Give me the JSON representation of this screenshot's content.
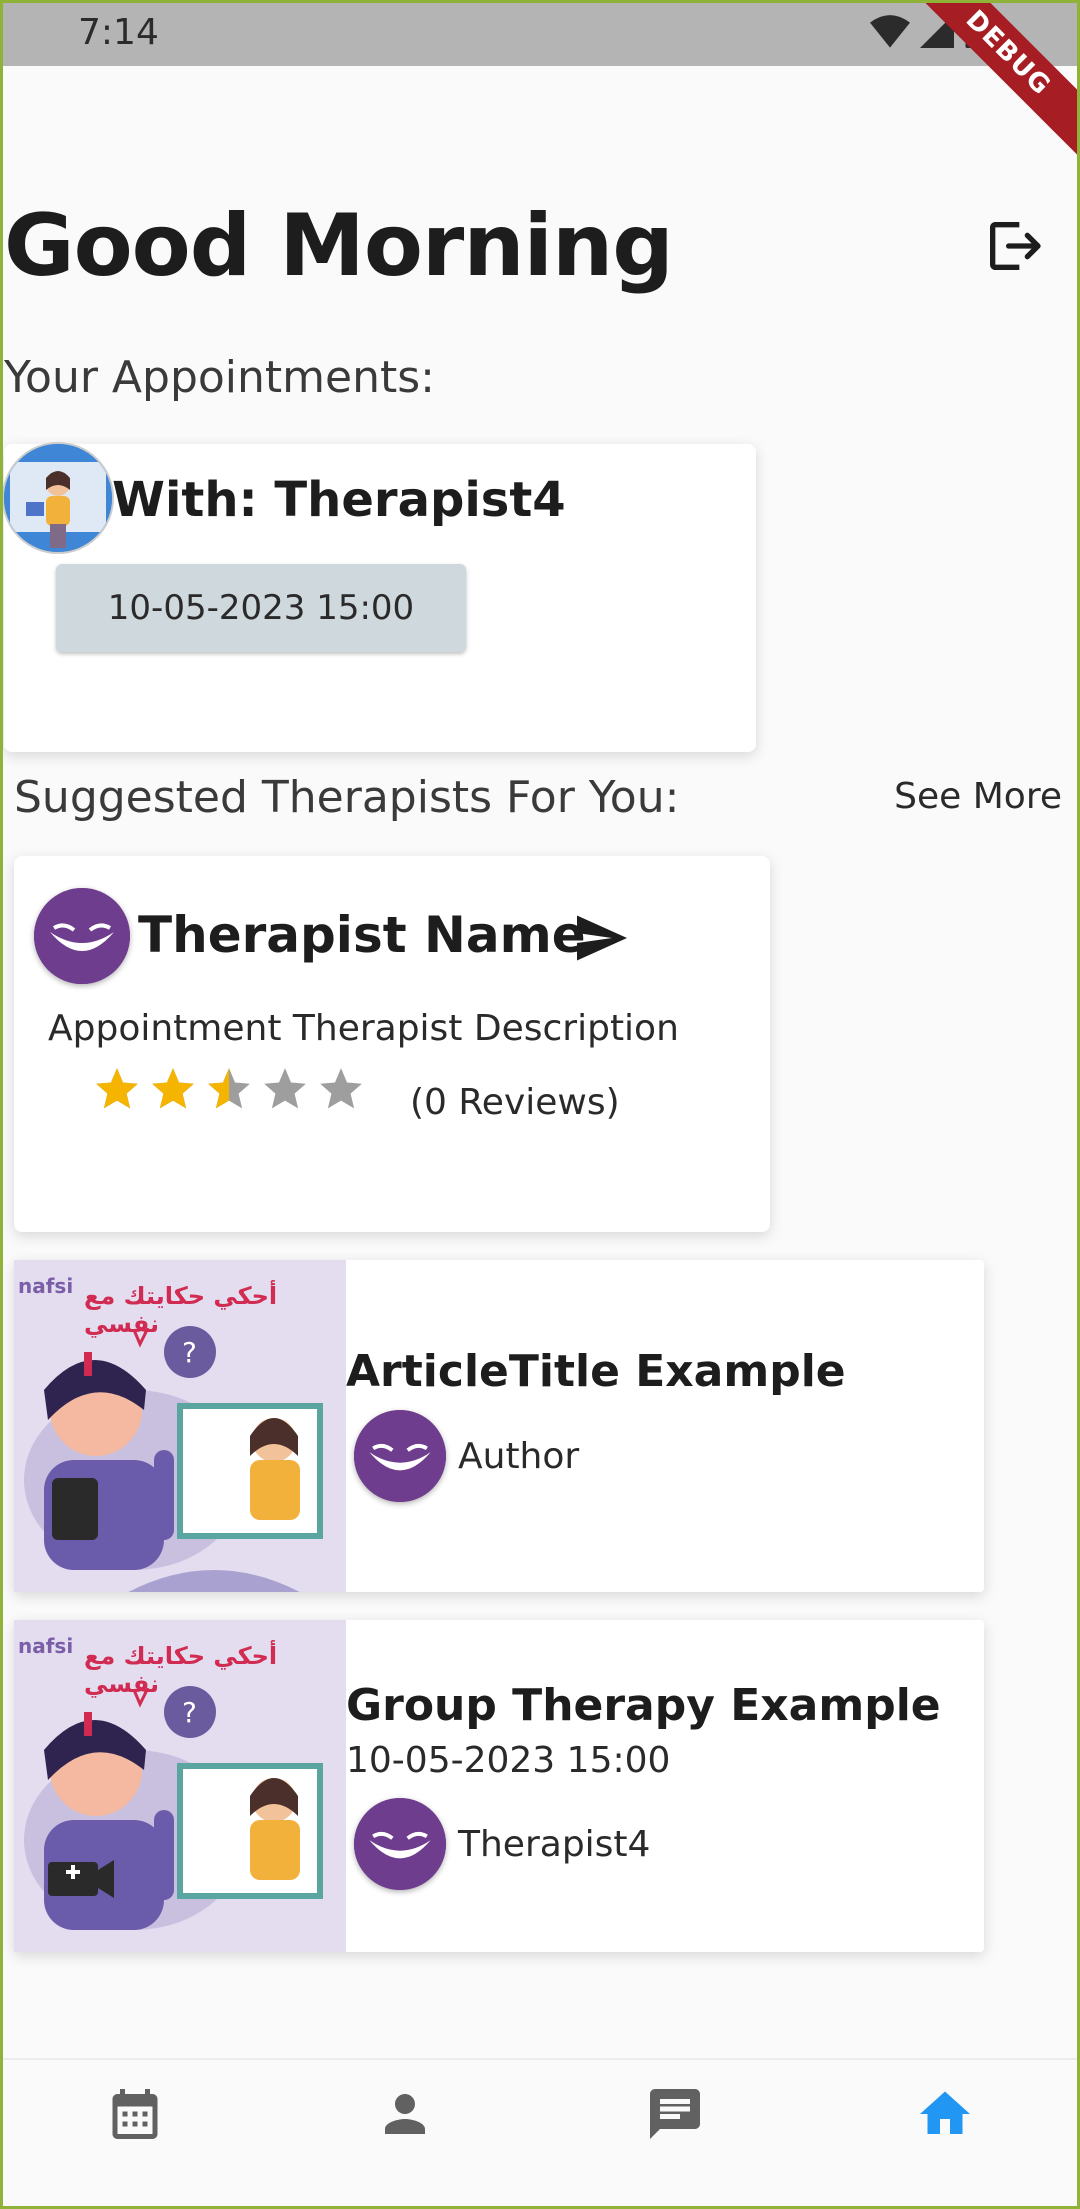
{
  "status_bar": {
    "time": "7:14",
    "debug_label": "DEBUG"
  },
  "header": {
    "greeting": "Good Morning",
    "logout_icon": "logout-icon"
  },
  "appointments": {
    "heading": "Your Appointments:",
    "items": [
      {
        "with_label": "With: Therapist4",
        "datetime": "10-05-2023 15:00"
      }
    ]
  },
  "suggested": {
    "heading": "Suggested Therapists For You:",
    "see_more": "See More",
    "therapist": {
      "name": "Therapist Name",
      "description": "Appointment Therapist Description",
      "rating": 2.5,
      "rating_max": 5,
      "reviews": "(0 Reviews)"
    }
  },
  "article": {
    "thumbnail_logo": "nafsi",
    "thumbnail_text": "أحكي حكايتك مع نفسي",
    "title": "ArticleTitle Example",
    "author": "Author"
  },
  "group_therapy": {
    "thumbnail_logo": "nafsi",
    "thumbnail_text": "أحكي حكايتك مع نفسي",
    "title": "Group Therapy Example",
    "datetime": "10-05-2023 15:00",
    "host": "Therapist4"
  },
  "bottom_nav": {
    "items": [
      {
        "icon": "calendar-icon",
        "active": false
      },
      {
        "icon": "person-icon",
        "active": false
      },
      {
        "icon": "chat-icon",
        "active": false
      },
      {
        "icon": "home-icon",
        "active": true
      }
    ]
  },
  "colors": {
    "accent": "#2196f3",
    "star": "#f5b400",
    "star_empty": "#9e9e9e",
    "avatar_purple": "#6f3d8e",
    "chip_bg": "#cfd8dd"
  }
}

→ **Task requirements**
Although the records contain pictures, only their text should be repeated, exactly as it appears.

→ **Response to the task**
Give me the JSON representation of this screenshot's content.
{
  "status_bar": {
    "time": "7:14",
    "debug_label": "DEBUG"
  },
  "header": {
    "greeting": "Good Morning",
    "logout_icon": "logout-icon"
  },
  "appointments": {
    "heading": "Your Appointments:",
    "items": [
      {
        "with_label": "With: Therapist4",
        "datetime": "10-05-2023 15:00"
      }
    ]
  },
  "suggested": {
    "heading": "Suggested Therapists For You:",
    "see_more": "See More",
    "therapist": {
      "name": "Therapist Name",
      "description": "Appointment Therapist Description",
      "rating": 2.5,
      "rating_max": 5,
      "reviews": "(0 Reviews)"
    }
  },
  "article": {
    "thumbnail_logo": "nafsi",
    "thumbnail_text": "أحكي حكايتك مع نفسي",
    "title": "ArticleTitle Example",
    "author": "Author"
  },
  "group_therapy": {
    "thumbnail_logo": "nafsi",
    "thumbnail_text": "أحكي حكايتك مع نفسي",
    "title": "Group Therapy Example",
    "datetime": "10-05-2023 15:00",
    "host": "Therapist4"
  },
  "bottom_nav": {
    "items": [
      {
        "icon": "calendar-icon",
        "active": false
      },
      {
        "icon": "person-icon",
        "active": false
      },
      {
        "icon": "chat-icon",
        "active": false
      },
      {
        "icon": "home-icon",
        "active": true
      }
    ]
  },
  "colors": {
    "accent": "#2196f3",
    "star": "#f5b400",
    "star_empty": "#9e9e9e",
    "avatar_purple": "#6f3d8e",
    "chip_bg": "#cfd8dd"
  }
}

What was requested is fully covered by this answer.